Why does finance hate technology?
You’d be hard-pressed to find an industry less affected by technology than finance. Or should we say more affected given its defensive posture? Whether it’s low-level lending or investing, things are still paper-based and run on bankers’ hours. Recently, Sharesight opened an online brokerage account for testing purposes and we had to go into the bank branch to finalise setup. After being pitched a credit card, a home loan, and a savings account, we huffed out after 40 minutes of pain (and still haven’t placed a trade).
At least this was entertaining
A recent article in The Telegraph (UK) provides a snapshot on the state of play:
Finance is one of the few areas that technology companies, which are defined by their almost limitless ambitions, have made few inroads in. Although internet and mobile banking have become must-have services, the vast majority of customers continue to favour the high street brands that have existed for decades. While the internet has changed many aspects of media, retail and communications almost beyond recognition, areas of lending, insurance and investing are unchanged from 20 years ago.
James Titcomb, The Silicon Valley of Fear
Indeed the only areas of improvement we’ve seen are in everyday transaction accounts. Most of the major banks’ mobile apps are very good, as is peer-to-peer money transferring. PayPass is also a convenient development. But in the States, for example, paper cheques are still widely used for recurring payments. Waiting seven days for a cheque to clear puts a bit of a crimp in your cash flow.
The old-school areas of funds management and financial advice remain the most unchanged save for a few website facelifts here and there. This is a shame and an opportunity squandered. By using technology, investment companies could be targeting young people who are just beginning to invest and tech-savvy folks already in retirement, a.k.a. the “Silver Surfers.”
Scaled advice, for example, holds promise. Our partners at Stockspot have already put something similar in motion. Scaled advice companies offer online financial advice, using algorithms to select an appropriate mix of investments based on an investor’s personal data.

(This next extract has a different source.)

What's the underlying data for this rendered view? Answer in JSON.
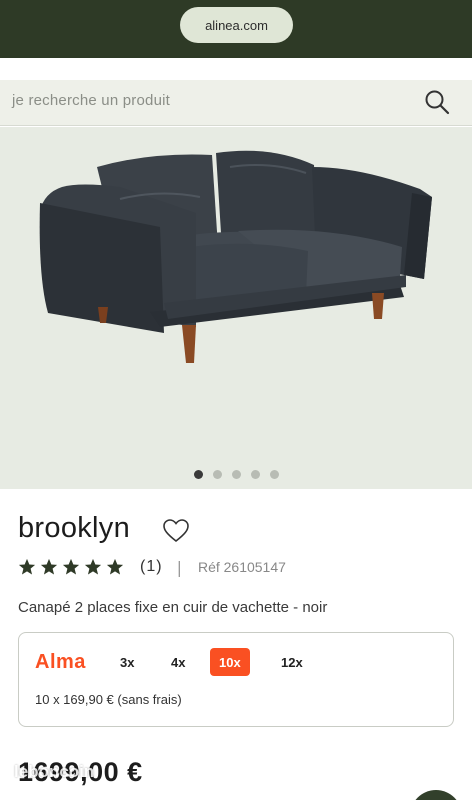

Orwellian this is not. Truth be told these algorithms are very similar to what the average financial planner would recommend based on a risk profiling engine, but a hell of a lot cheaper (fees being the best predictor of future returns). By looking at a list of investment options, scaled advice providers work out the best mix of investments considering salary, returns, risk, fees, and client expectations. If applied to index funds or ETFs, this model is hard to beat for young investors looking to build up core investments.
Specifically, we think this model has huge potential for industry super funds, in which there’s already a direct relationship with the end client and where commissions to intermediaries less of a factor. If clients are given a decent range of investments to choose from, that’s even better. Australian Super’s Member Direct plan being a prime example. They allow clients to invest in any company in the ASX 300 and a range of ETFs. Adding a scaled advice option on top of this would make sense. Paying a tiny per annum fee for a recommended investment mix and automatic rebalancing sounds like a fair deal to us.
An inverse product could be applied to those people who are in retirement. Why don’t asset management companies build a product that would help people find the right “glide-path?” Chances are, people could leave funds invested longer (increasing AUM fees, optimising tax, etc.) versus cashing out their entire nest egg in one go, thereby ending their relationship with the financial institution.
On a visit to a US-based financial planner last year at one of the world’s largest banking institutions (30,000+ financial planners), a Sharesight employee enjoyed the following exchange:
Adviser: “Use Mint.com to organise your spending habit info and then email me your login details, but make sure you send them to my personal email address”
Sharesight employee: “Why? You guys don’t have anything better in-house to track that stuff down?”
Adviser: “Ha! Our technology sucks. Take a look at this screen.”
The adviser proceeded to turn his computer monitor, which showed an interface that looked like MS-DOS.
Instead, this person has shared his Sharesight portfolio with the adviser, thereby eliminating the need to track down his investment holdings all over again. Plus, there’s no need to awkwardly share what should be private login credentials with someone else.
We can’t change the entire industry overnight, but we can empower investors to take an important first step: freeing their portfolio data.